RECORDS FOR PROCESSING: Begin

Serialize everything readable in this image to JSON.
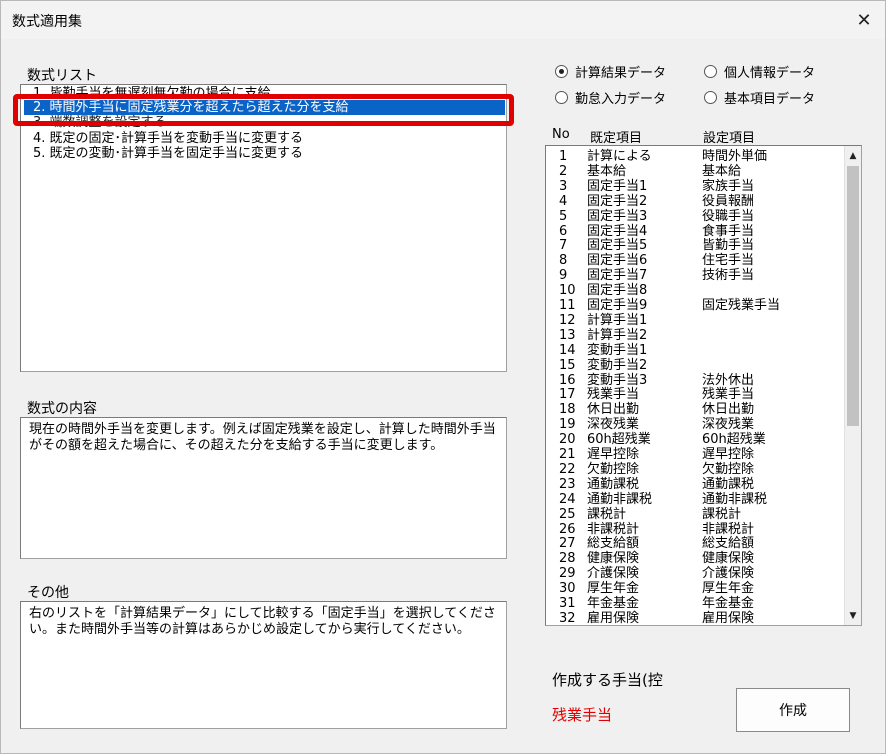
{
  "window": {
    "title": "数式適用集"
  },
  "formula_list": {
    "label": "数式リスト",
    "items": [
      "1. 皆勤手当を無遅刻無欠勤の場合に支給",
      "2. 時間外手当に固定残業分を超えたら超えた分を支給",
      "3. 端数調整を設定する",
      "4. 既定の固定･計算手当を変動手当に変更する",
      "5. 既定の変動･計算手当を固定手当に変更する"
    ],
    "selected_index": 1
  },
  "formula_content": {
    "label": "数式の内容",
    "text": "現在の時間外手当を変更します。例えば固定残業を設定し、計算した時間外手当がその額を超えた場合に、その超えた分を支給する手当に変更します。"
  },
  "other": {
    "label": "その他",
    "text": "右のリストを「計算結果データ」にして比較する「固定手当」を選択してください。また時間外手当等の計算はあらかじめ設定してから実行してください。"
  },
  "radios": [
    {
      "label": "計算結果データ",
      "checked": true
    },
    {
      "label": "個人情報データ",
      "checked": false
    },
    {
      "label": "勤怠入力データ",
      "checked": false
    },
    {
      "label": "基本項目データ",
      "checked": false
    }
  ],
  "table": {
    "headers": {
      "no": "No",
      "default": "既定項目",
      "setting": "設定項目"
    },
    "rows": [
      [
        "1",
        "計算による",
        "時間外単価"
      ],
      [
        "2",
        "基本給",
        "基本給"
      ],
      [
        "3",
        "固定手当1",
        "家族手当"
      ],
      [
        "4",
        "固定手当2",
        "役員報酬"
      ],
      [
        "5",
        "固定手当3",
        "役職手当"
      ],
      [
        "6",
        "固定手当4",
        "食事手当"
      ],
      [
        "7",
        "固定手当5",
        "皆勤手当"
      ],
      [
        "8",
        "固定手当6",
        "住宅手当"
      ],
      [
        "9",
        "固定手当7",
        "技術手当"
      ],
      [
        "10",
        "固定手当8",
        ""
      ],
      [
        "11",
        "固定手当9",
        "固定残業手当"
      ],
      [
        "12",
        "計算手当1",
        ""
      ],
      [
        "13",
        "計算手当2",
        ""
      ],
      [
        "14",
        "変動手当1",
        ""
      ],
      [
        "15",
        "変動手当2",
        ""
      ],
      [
        "16",
        "変動手当3",
        "法外休出"
      ],
      [
        "17",
        "残業手当",
        "残業手当"
      ],
      [
        "18",
        "休日出勤",
        "休日出勤"
      ],
      [
        "19",
        "深夜残業",
        "深夜残業"
      ],
      [
        "20",
        "60h超残業",
        "60h超残業"
      ],
      [
        "21",
        "遅早控除",
        "遅早控除"
      ],
      [
        "22",
        "欠勤控除",
        "欠勤控除"
      ],
      [
        "23",
        "通勤課税",
        "通勤課税"
      ],
      [
        "24",
        "通勤非課税",
        "通勤非課税"
      ],
      [
        "25",
        "課税計",
        "課税計"
      ],
      [
        "26",
        "非課税計",
        "非課税計"
      ],
      [
        "27",
        "総支給額",
        "総支給額"
      ],
      [
        "28",
        "健康保険",
        "健康保険"
      ],
      [
        "29",
        "介護保険",
        "介護保険"
      ],
      [
        "30",
        "厚生年金",
        "厚生年金"
      ],
      [
        "31",
        "年金基金",
        "年金基金"
      ],
      [
        "32",
        "雇用保険",
        "雇用保険"
      ]
    ]
  },
  "create": {
    "label": "作成する手当(控",
    "value": "残業手当",
    "button": "作成"
  },
  "colors": {
    "selection": "#0a64c8",
    "highlight": "#e00000"
  },
  "icons": {
    "close": "close-icon",
    "scroll_up": "scroll-up-icon",
    "scroll_down": "scroll-down-icon"
  }
}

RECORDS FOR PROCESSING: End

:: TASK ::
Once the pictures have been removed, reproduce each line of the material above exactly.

:: RESULT OF THE EXERCISE ::
Serialize everything readable in this image to JSON.
{
  "window": {
    "title": "数式適用集"
  },
  "formula_list": {
    "label": "数式リスト",
    "items": [
      "1. 皆勤手当を無遅刻無欠勤の場合に支給",
      "2. 時間外手当に固定残業分を超えたら超えた分を支給",
      "3. 端数調整を設定する",
      "4. 既定の固定･計算手当を変動手当に変更する",
      "5. 既定の変動･計算手当を固定手当に変更する"
    ],
    "selected_index": 1
  },
  "formula_content": {
    "label": "数式の内容",
    "text": "現在の時間外手当を変更します。例えば固定残業を設定し、計算した時間外手当がその額を超えた場合に、その超えた分を支給する手当に変更します。"
  },
  "other": {
    "label": "その他",
    "text": "右のリストを「計算結果データ」にして比較する「固定手当」を選択してください。また時間外手当等の計算はあらかじめ設定してから実行してください。"
  },
  "radios": [
    {
      "label": "計算結果データ",
      "checked": true
    },
    {
      "label": "個人情報データ",
      "checked": false
    },
    {
      "label": "勤怠入力データ",
      "checked": false
    },
    {
      "label": "基本項目データ",
      "checked": false
    }
  ],
  "table": {
    "headers": {
      "no": "No",
      "default": "既定項目",
      "setting": "設定項目"
    },
    "rows": [
      [
        "1",
        "計算による",
        "時間外単価"
      ],
      [
        "2",
        "基本給",
        "基本給"
      ],
      [
        "3",
        "固定手当1",
        "家族手当"
      ],
      [
        "4",
        "固定手当2",
        "役員報酬"
      ],
      [
        "5",
        "固定手当3",
        "役職手当"
      ],
      [
        "6",
        "固定手当4",
        "食事手当"
      ],
      [
        "7",
        "固定手当5",
        "皆勤手当"
      ],
      [
        "8",
        "固定手当6",
        "住宅手当"
      ],
      [
        "9",
        "固定手当7",
        "技術手当"
      ],
      [
        "10",
        "固定手当8",
        ""
      ],
      [
        "11",
        "固定手当9",
        "固定残業手当"
      ],
      [
        "12",
        "計算手当1",
        ""
      ],
      [
        "13",
        "計算手当2",
        ""
      ],
      [
        "14",
        "変動手当1",
        ""
      ],
      [
        "15",
        "変動手当2",
        ""
      ],
      [
        "16",
        "変動手当3",
        "法外休出"
      ],
      [
        "17",
        "残業手当",
        "残業手当"
      ],
      [
        "18",
        "休日出勤",
        "休日出勤"
      ],
      [
        "19",
        "深夜残業",
        "深夜残業"
      ],
      [
        "20",
        "60h超残業",
        "60h超残業"
      ],
      [
        "21",
        "遅早控除",
        "遅早控除"
      ],
      [
        "22",
        "欠勤控除",
        "欠勤控除"
      ],
      [
        "23",
        "通勤課税",
        "通勤課税"
      ],
      [
        "24",
        "通勤非課税",
        "通勤非課税"
      ],
      [
        "25",
        "課税計",
        "課税計"
      ],
      [
        "26",
        "非課税計",
        "非課税計"
      ],
      [
        "27",
        "総支給額",
        "総支給額"
      ],
      [
        "28",
        "健康保険",
        "健康保険"
      ],
      [
        "29",
        "介護保険",
        "介護保険"
      ],
      [
        "30",
        "厚生年金",
        "厚生年金"
      ],
      [
        "31",
        "年金基金",
        "年金基金"
      ],
      [
        "32",
        "雇用保険",
        "雇用保険"
      ]
    ]
  },
  "create": {
    "label": "作成する手当(控",
    "value": "残業手当",
    "button": "作成"
  },
  "colors": {
    "selection": "#0a64c8",
    "highlight": "#e00000"
  },
  "icons": {
    "close": "close-icon",
    "scroll_up": "scroll-up-icon",
    "scroll_down": "scroll-down-icon"
  }
}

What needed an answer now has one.